I’ve listened to many novels in the last year or two, which is quite a change for me. A lot depends on the professional recording reader. In addition to that, something that jumped out at me in listening to The Fix was how the “he said/she said” tags can distract. When reading a print book, our eyes often leap over those tags. In listening to The Fix, I was very distracted by them. There were several readers – male and female. When I female voice read a line, it was terribly jarring to have the male reader follow it by saying, “she said.” It reminded me that I was listening to a book – and that’s not a good thing. I’m not sure what the remedy is for this, but it continually took me out of the story in this novel.
National Grammar Day in the USA
No, that’s not the name of a book. Today is National Grammar Day in the United States It gives me an opportunity to share with you something I learned recently from a blog post.
I took courage from reading Melissa Donovan’s December 15, 2020 blog post. She opened my eyes to the difference between grammar rules and grammar guidelines. Here’s a link to her blog post: Grammar Guidelines Versus Grammar Rules | Writing Forward.
If grammar grabs your attention, please take time to read Ms. Donovan’s blog post. Like me, you might be surprised to learn that some things you think are grammar rules are just guidelines. You must follow the rules, but you don’t have to follow the guidelines. I wish someone had told me that years ago.
I have stressed over some guidelines because I thought they were rules. One of my favorites is that you should never end a sentence with a preposition. It turns out that rule of earlier centuries is now a guideline. Hurrah! I’ve twisted myself into a pretzel on occasion trying not to break that guideline because I thought it was a rule. What I’ve ended up with are awkward sentences. From now on, I’ll end sentences with a preposition when it makes better sense to do so.

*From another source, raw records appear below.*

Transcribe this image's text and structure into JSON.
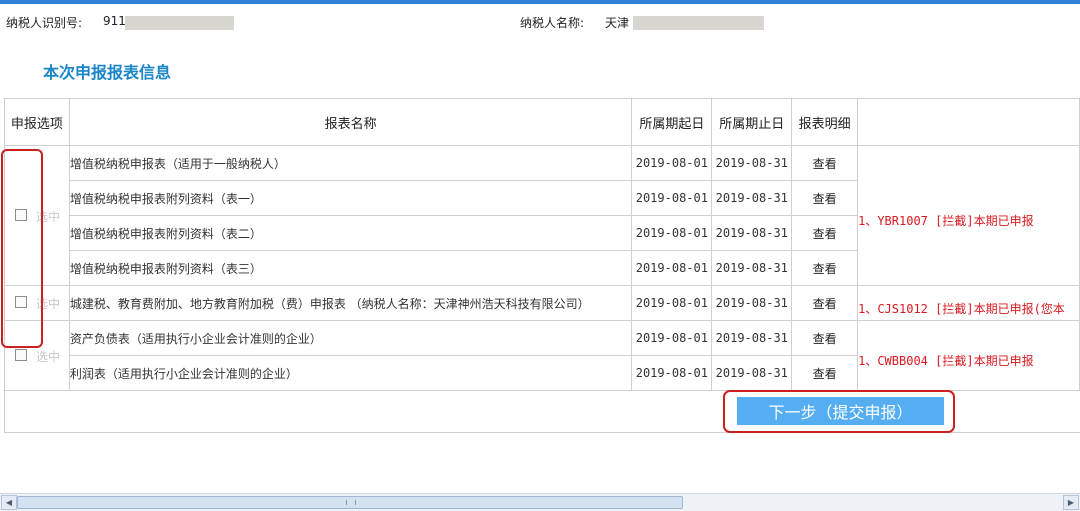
{
  "taxpayer": {
    "id_label": "纳税人识别号:",
    "id_value": "911",
    "name_label": "纳税人名称:",
    "name_value": "天津"
  },
  "section_title": "本次申报报表信息",
  "table": {
    "headers": [
      "申报选项",
      "报表名称",
      "所属期起日",
      "所属期止日",
      "报表明细",
      ""
    ],
    "select_label": "选中",
    "detail_label": "查看",
    "rows": [
      {
        "name": "增值税纳税申报表（适用于一般纳税人）",
        "start": "2019-08-01",
        "end": "2019-08-31"
      },
      {
        "name": "增值税纳税申报表附列资料（表一）",
        "start": "2019-08-01",
        "end": "2019-08-31"
      },
      {
        "name": "增值税纳税申报表附列资料（表二）",
        "start": "2019-08-01",
        "end": "2019-08-31"
      },
      {
        "name": "增值税纳税申报表附列资料（表三）",
        "start": "2019-08-01",
        "end": "2019-08-31"
      },
      {
        "name": "城建税、教育费附加、地方教育附加税（费）申报表 （纳税人名称：天津神州浩天科技有限公司）",
        "start": "2019-08-01",
        "end": "2019-08-31"
      },
      {
        "name": "资产负债表（适用执行小企业会计准则的企业）",
        "start": "2019-08-01",
        "end": "2019-08-31"
      },
      {
        "name": "利润表（适用执行小企业会计准则的企业）",
        "start": "2019-08-01",
        "end": "2019-08-31"
      }
    ],
    "messages": [
      "1、YBR1007 [拦截]本期已申报",
      "1、CJS1012 [拦截]本期已申报(您本",
      "1、CWBB004 [拦截]本期已申报"
    ]
  },
  "next_button_label": "下一步（提交申报）",
  "colors": {
    "accent": "#1a86c8",
    "error": "#d8191f",
    "button": "#55aef2",
    "highlight_box": "#cc1f1f"
  }
}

And, by the way, you probably noticed that I used the numeral “4” in my blog post title today instead of “four.” I was taught to write out numbers one through nine in a written document – and always when it is the first word in a title or sentence — and to use numerals for 10 and higher.

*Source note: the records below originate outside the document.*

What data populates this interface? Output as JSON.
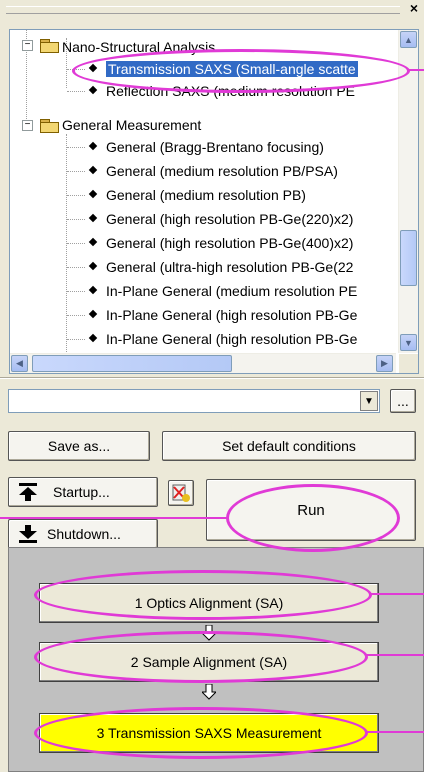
{
  "tree": {
    "groups": [
      {
        "label": "Nano-Structural Analysis",
        "items": [
          "Transmission SAXS (Small-angle scatte",
          "Reflection SAXS (medium resolution PE"
        ]
      },
      {
        "label": "General Measurement",
        "items": [
          "General (Bragg-Brentano focusing)",
          "General (medium resolution PB/PSA)",
          "General (medium resolution PB)",
          "General (high resolution PB-Ge(220)x2)",
          "General (high resolution PB-Ge(400)x2)",
          "General (ultra-high resolution PB-Ge(22",
          "In-Plane General (medium resolution PE",
          "In-Plane General (high resolution PB-Ge",
          "In-Plane General (high resolution PB-Ge"
        ]
      }
    ],
    "selected_item": "Transmission SAXS (Small-angle scatte"
  },
  "condition_select": {
    "value": "",
    "ellipsis_label": "..."
  },
  "buttons": {
    "save_as": "Save as...",
    "set_default": "Set default conditions",
    "startup": "Startup...",
    "shutdown": "Shutdown...",
    "run": "Run"
  },
  "steps": [
    {
      "label": "1 Optics Alignment (SA)"
    },
    {
      "label": "2 Sample Alignment (SA)"
    },
    {
      "label": "3 Transmission SAXS Measurement"
    }
  ],
  "colors": {
    "highlight": "#e03ad6",
    "selection": "#316ac5",
    "active_step": "#ffff00"
  },
  "icons": {
    "close": "close-icon",
    "folder": "folder-icon",
    "startup": "startup-icon",
    "shutdown": "shutdown-icon",
    "settings": "settings-check-icon"
  }
}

I learned recently though, that when writing the title of a blog post, I should always use numerals because they make a bigger impact. They help my SEO (Search Engine Optimization). In those mysterious algorithms of cyberspace, they help my blog posts move up and get seen. They grab a person’s attention. That’s what “they” say.

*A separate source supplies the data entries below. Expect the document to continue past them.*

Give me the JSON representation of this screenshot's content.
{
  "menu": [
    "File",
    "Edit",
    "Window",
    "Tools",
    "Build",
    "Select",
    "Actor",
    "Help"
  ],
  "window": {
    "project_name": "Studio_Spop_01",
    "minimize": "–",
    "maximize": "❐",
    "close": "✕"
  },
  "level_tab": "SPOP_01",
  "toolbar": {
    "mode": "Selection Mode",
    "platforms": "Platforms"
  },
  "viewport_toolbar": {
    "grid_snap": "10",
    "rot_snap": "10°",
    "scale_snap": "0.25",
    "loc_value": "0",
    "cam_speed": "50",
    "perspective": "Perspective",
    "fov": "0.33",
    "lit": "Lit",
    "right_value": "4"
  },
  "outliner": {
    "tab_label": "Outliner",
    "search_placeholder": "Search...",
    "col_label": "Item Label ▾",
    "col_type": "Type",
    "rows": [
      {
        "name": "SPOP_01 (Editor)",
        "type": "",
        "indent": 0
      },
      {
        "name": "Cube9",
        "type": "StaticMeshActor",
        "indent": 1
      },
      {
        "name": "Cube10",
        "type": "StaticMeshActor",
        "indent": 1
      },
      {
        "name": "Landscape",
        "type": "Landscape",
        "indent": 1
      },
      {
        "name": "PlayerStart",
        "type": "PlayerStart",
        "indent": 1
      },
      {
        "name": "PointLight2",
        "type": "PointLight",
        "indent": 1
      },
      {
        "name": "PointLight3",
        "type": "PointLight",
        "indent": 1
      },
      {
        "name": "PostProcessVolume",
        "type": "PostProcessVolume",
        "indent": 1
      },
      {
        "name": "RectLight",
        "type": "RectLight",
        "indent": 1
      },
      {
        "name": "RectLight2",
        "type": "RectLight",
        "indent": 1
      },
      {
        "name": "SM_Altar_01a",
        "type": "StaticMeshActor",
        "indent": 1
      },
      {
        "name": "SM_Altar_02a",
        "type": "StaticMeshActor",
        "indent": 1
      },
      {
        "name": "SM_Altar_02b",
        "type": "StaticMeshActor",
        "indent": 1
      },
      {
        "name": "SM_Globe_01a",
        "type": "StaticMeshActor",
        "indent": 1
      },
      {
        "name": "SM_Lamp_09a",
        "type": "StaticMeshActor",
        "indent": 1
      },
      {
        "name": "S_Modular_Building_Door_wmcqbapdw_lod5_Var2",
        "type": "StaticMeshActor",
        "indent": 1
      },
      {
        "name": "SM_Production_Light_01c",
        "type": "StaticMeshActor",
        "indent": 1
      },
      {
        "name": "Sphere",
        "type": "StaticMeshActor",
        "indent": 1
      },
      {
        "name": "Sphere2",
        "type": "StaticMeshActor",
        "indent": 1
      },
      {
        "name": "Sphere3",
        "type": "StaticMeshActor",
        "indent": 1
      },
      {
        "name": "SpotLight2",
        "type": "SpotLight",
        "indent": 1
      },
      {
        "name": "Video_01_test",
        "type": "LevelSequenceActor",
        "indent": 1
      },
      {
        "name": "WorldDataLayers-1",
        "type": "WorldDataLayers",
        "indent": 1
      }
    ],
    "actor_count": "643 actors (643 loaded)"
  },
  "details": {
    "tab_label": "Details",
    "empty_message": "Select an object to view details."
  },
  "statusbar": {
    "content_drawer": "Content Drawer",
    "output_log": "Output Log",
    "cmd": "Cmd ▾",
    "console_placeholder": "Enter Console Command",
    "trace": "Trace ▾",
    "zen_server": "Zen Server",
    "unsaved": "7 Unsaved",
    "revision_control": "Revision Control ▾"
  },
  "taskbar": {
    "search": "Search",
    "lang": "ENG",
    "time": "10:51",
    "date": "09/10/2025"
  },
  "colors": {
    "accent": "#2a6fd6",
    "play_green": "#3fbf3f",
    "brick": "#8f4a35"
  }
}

Bear with me, folks. I’m in my 60s (or sixties?) and I’m trying to learn new things and adapt to the world of technology. When I was born, black and white television, black and white photography, and manual typewriters were cutting edge. And Caribbean was pronounced Ca-rah-be-in.
Since my last blog post
I’ve continued to read and I have some excellent books to share with you in March when I blog about the books I read in February. I have been entertained and educated by these books, and the month is just one-week old. I’ve read two historical novels this week that I can’t wait to tell you about.
I tried my hand at a new recipe for no-knead whole wheat sandwich bread. It held much promise in the beginning, but it turned out the size of half-of-a-sandwich bread. It tastes okay, but looks pitiful. I was disappointed but had to laugh.
We came within a few miles of having snow on Saturday night but only got rain. That’s the way it often is in the piedmont of North Carolina.
Until my next blog post
I hope you have at least one good book to read this week – one that will not only entertain you but also educate you. Our learning should never end.
Wear a mask and get the Covid-19 vaccination as soon as it’s your turn and you can get an appointment.
Stay safe, and be respectful of others’ desire to stay safe and well.